» **Activity**: Show all lines of the listing that hold the word "label".

» **Records for this exercise**:
- - -
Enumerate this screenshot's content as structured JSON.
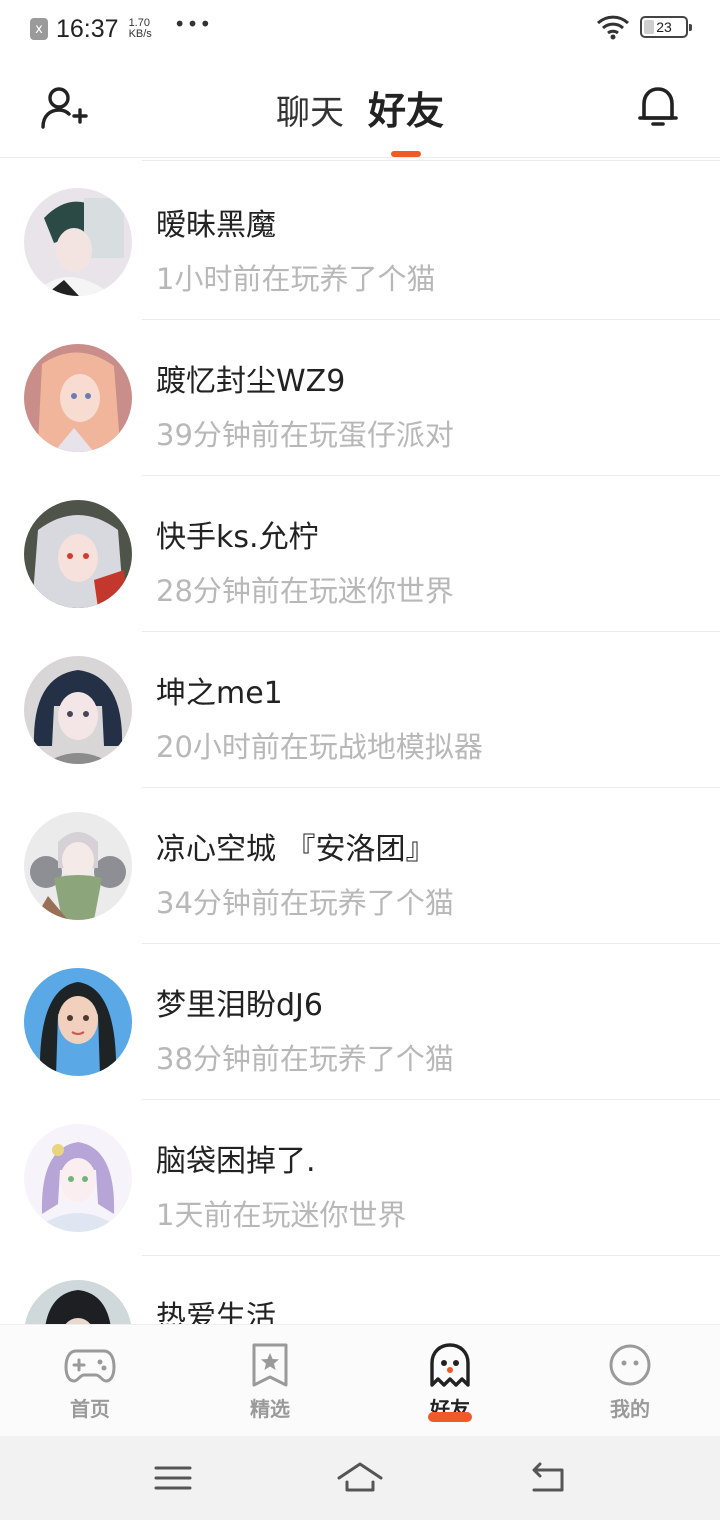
{
  "status_bar": {
    "close_badge": "x",
    "time": "16:37",
    "speed_value": "1.70",
    "speed_unit": "KB/s",
    "more": "•••",
    "battery": "23"
  },
  "header": {
    "tabs": [
      {
        "label": "聊天",
        "active": false
      },
      {
        "label": "好友",
        "active": true
      }
    ]
  },
  "friends": [
    {
      "name": "暧昧黑魔",
      "status": "1小时前在玩养了个猫"
    },
    {
      "name": "踱忆封尘WZ9",
      "status": "39分钟前在玩蛋仔派对"
    },
    {
      "name": "快手ks.允柠",
      "status": "28分钟前在玩迷你世界"
    },
    {
      "name": "坤之me1",
      "status": "20小时前在玩战地模拟器"
    },
    {
      "name": "凉心空城 『安洛团』",
      "status": "34分钟前在玩养了个猫"
    },
    {
      "name": "梦里泪盼dJ6",
      "status": "38分钟前在玩养了个猫"
    },
    {
      "name": "脑袋困掉了.",
      "status": "1天前在玩迷你世界"
    },
    {
      "name": "热爱生活",
      "status": ""
    }
  ],
  "bottom_nav": [
    {
      "label": "首页",
      "icon": "gamepad-icon",
      "active": false
    },
    {
      "label": "精选",
      "icon": "star-bookmark-icon",
      "active": false
    },
    {
      "label": "好友",
      "icon": "ghost-icon",
      "active": true
    },
    {
      "label": "我的",
      "icon": "face-icon",
      "active": false
    }
  ],
  "colors": {
    "accent": "#f05a28",
    "muted_text": "#b8b8b8",
    "text": "#222222"
  }
}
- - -
» **Response to this exercise**:
        "label": "聊天",
        "label": "好友",
      "label": "首页",
      "label": "精选",
      "label": "好友",
      "label": "我的",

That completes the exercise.